BEGIN

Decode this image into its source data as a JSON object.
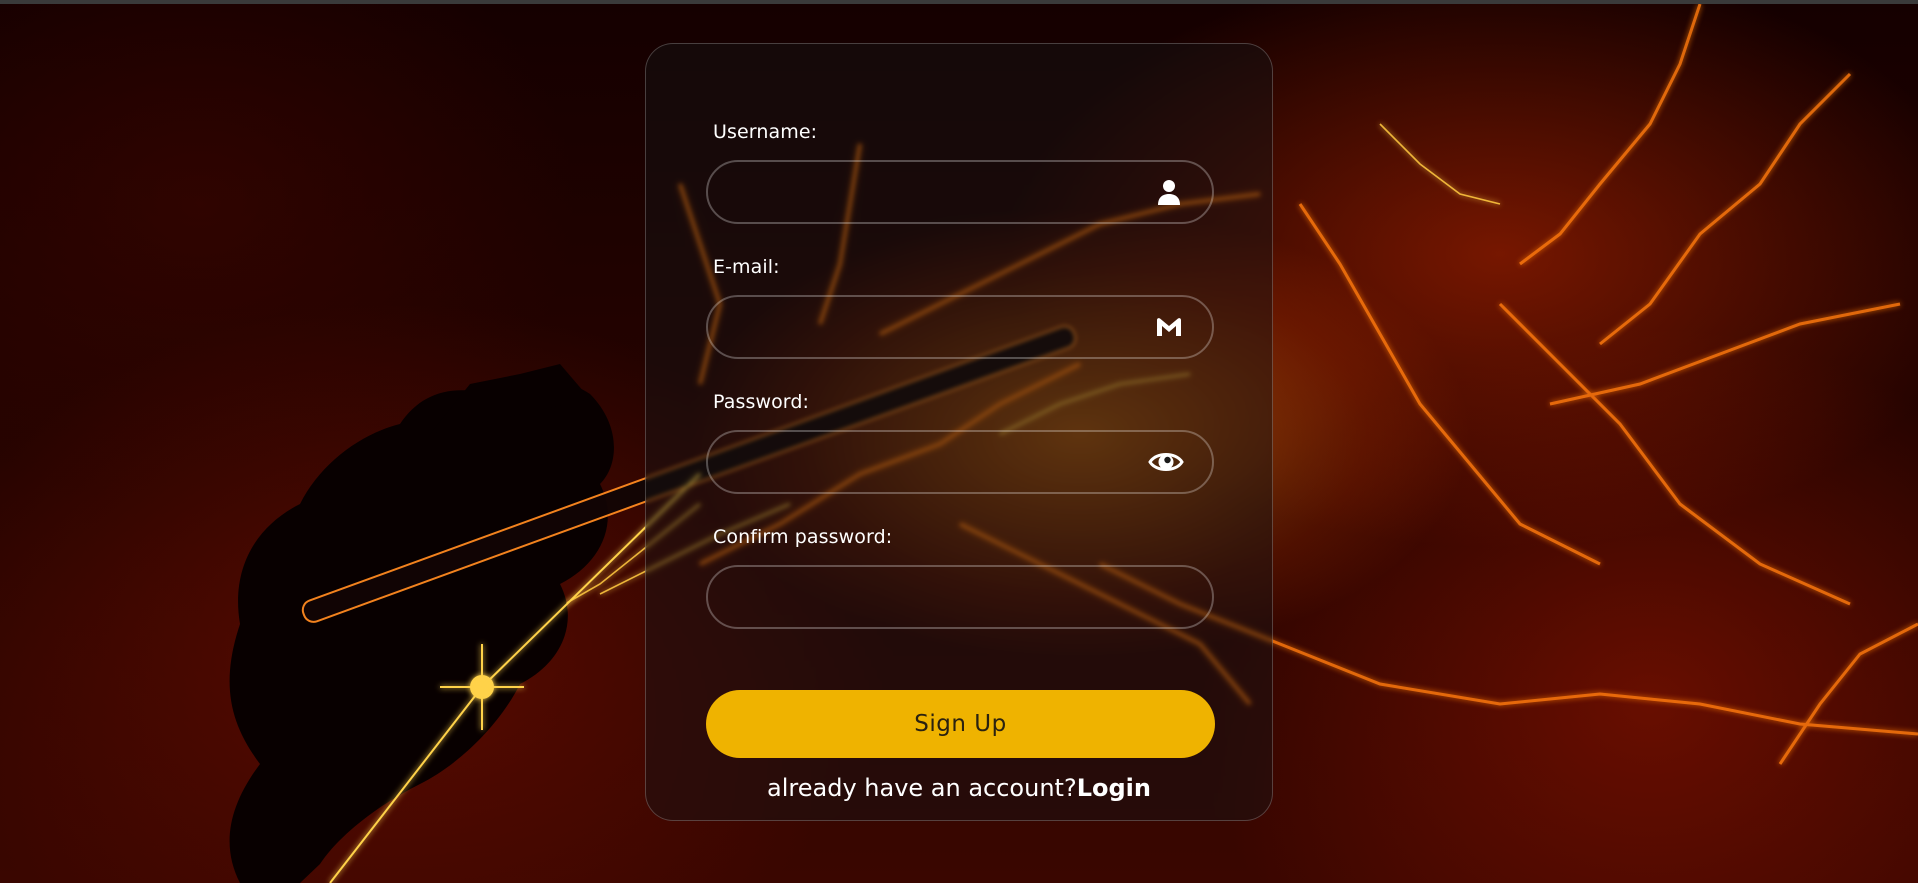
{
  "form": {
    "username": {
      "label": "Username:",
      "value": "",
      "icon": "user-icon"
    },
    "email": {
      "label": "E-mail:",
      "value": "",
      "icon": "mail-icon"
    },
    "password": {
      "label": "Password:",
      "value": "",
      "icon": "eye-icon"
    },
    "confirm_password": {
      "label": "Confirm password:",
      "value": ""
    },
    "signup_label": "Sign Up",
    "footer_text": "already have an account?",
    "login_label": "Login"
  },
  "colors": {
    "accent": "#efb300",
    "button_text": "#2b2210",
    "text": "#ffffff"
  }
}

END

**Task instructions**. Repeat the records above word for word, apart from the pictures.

**Your solution**.
Decode this image into its source data as a JSON object.
{
  "form": {
    "username": {
      "label": "Username:",
      "value": "",
      "icon": "user-icon"
    },
    "email": {
      "label": "E-mail:",
      "value": "",
      "icon": "mail-icon"
    },
    "password": {
      "label": "Password:",
      "value": "",
      "icon": "eye-icon"
    },
    "confirm_password": {
      "label": "Confirm password:",
      "value": ""
    },
    "signup_label": "Sign Up",
    "footer_text": "already have an account?",
    "login_label": "Login"
  },
  "colors": {
    "accent": "#efb300",
    "button_text": "#2b2210",
    "text": "#ffffff"
  }
}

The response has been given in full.